--- Task goal ---
Please copy out every line in the entries that includes the word "user".

+-------+

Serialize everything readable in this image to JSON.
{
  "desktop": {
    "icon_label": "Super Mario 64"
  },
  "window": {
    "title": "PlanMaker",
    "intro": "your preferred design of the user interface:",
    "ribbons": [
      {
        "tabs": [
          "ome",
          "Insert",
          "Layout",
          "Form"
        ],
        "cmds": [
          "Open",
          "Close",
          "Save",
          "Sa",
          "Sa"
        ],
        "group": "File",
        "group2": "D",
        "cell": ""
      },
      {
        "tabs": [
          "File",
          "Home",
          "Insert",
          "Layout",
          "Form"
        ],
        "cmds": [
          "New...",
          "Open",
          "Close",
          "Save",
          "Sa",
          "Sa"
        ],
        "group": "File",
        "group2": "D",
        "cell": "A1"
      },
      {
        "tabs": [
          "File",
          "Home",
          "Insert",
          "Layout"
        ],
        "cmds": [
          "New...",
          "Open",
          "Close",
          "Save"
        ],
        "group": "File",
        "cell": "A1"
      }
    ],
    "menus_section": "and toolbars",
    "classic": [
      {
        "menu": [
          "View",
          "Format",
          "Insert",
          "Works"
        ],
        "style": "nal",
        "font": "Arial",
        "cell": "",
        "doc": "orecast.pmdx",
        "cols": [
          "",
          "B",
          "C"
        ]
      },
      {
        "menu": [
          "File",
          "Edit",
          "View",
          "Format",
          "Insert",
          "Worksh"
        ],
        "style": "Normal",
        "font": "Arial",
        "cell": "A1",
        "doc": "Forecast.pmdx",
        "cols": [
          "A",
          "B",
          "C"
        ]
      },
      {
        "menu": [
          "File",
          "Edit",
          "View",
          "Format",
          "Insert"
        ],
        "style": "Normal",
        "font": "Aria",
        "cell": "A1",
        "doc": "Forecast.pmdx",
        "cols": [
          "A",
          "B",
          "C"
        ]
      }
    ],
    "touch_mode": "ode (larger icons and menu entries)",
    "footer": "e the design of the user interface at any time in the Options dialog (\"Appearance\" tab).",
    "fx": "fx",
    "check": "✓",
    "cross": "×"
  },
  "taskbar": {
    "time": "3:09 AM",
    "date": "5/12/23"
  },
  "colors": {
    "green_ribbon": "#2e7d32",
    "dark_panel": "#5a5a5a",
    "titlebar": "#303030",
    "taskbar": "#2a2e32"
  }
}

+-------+

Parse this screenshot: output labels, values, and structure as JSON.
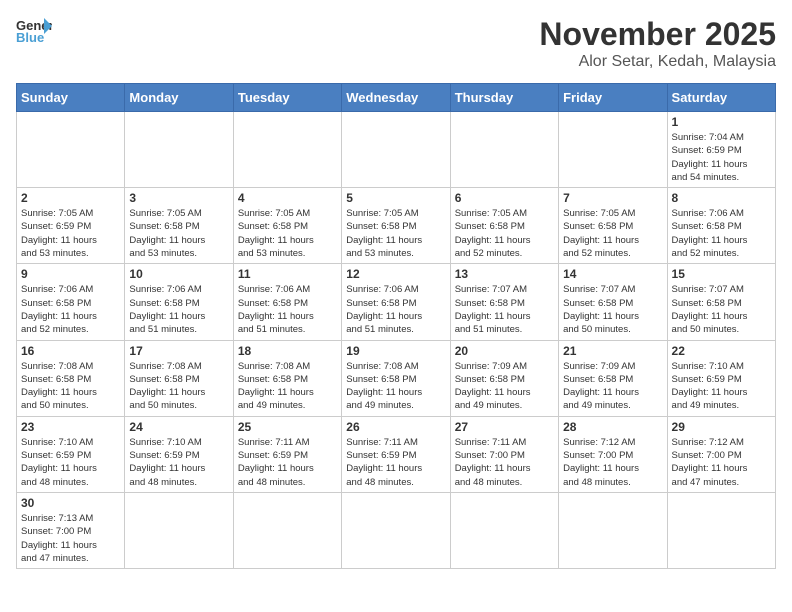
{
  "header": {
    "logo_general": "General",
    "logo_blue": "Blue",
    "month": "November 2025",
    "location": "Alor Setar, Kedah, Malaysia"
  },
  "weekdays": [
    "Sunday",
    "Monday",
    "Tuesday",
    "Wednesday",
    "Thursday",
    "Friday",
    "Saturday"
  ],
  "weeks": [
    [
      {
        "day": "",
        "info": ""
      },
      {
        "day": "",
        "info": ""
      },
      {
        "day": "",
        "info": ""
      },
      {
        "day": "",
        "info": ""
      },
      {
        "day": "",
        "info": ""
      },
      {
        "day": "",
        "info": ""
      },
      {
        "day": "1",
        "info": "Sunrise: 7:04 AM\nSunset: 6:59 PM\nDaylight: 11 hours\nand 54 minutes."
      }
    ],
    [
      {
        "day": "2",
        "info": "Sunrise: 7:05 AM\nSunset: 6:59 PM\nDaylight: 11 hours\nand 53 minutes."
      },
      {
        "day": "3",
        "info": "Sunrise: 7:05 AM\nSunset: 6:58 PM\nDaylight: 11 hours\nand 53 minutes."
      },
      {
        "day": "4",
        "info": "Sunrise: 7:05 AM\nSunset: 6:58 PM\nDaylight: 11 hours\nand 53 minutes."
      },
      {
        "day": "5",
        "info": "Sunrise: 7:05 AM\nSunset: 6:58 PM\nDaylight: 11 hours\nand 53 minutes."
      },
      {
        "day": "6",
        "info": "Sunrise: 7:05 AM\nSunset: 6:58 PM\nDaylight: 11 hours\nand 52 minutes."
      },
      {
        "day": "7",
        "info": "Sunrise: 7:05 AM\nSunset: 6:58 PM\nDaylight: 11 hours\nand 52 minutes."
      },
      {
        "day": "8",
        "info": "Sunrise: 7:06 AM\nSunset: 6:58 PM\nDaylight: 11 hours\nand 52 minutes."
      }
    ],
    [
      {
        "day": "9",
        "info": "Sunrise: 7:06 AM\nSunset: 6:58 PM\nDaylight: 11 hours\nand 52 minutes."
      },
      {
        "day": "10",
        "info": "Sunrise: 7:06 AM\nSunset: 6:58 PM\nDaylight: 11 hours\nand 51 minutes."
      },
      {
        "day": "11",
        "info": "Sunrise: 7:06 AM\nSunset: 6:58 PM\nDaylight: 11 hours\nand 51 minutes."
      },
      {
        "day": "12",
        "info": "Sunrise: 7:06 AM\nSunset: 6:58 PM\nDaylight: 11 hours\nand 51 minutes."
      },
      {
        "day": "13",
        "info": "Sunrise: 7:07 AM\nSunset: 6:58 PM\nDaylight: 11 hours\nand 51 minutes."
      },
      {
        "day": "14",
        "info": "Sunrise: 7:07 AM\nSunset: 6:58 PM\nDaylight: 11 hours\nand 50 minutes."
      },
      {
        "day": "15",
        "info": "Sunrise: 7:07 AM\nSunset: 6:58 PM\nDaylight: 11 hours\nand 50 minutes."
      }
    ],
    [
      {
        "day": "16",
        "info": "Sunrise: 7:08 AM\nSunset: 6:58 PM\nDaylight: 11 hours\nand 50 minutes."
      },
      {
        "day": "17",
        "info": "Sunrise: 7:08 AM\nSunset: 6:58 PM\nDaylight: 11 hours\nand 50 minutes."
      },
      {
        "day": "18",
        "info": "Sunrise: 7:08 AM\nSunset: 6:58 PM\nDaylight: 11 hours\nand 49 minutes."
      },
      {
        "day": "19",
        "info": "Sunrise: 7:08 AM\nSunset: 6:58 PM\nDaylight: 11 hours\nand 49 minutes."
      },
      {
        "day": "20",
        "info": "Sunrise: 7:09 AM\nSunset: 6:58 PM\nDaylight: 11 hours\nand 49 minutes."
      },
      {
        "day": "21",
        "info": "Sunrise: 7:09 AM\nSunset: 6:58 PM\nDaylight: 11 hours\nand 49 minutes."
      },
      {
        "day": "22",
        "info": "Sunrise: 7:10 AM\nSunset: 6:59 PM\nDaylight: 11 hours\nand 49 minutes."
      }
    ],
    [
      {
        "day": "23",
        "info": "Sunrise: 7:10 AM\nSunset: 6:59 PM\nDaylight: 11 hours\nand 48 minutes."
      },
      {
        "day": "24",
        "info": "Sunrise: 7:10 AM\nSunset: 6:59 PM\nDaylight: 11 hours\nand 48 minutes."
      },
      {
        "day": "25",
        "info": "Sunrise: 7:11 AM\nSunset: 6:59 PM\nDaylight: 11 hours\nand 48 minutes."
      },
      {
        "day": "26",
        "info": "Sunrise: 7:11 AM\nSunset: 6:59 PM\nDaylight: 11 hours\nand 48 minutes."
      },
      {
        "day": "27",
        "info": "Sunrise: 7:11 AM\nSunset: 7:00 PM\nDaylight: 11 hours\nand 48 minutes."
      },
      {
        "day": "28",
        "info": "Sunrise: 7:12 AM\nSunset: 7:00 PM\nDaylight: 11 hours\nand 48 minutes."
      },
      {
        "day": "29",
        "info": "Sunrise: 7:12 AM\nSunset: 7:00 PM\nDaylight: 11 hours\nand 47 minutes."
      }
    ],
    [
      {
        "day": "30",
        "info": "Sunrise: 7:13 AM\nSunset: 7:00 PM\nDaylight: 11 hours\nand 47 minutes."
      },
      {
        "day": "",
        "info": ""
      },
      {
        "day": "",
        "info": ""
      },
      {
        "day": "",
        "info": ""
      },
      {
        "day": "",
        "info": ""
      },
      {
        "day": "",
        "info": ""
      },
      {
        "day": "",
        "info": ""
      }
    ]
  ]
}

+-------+

--- Response area ---
    "intro": "your preferred design of the user interface:",
    "footer": "e the design of the user interface at any time in the Options dialog (\"Appearance\" tab).",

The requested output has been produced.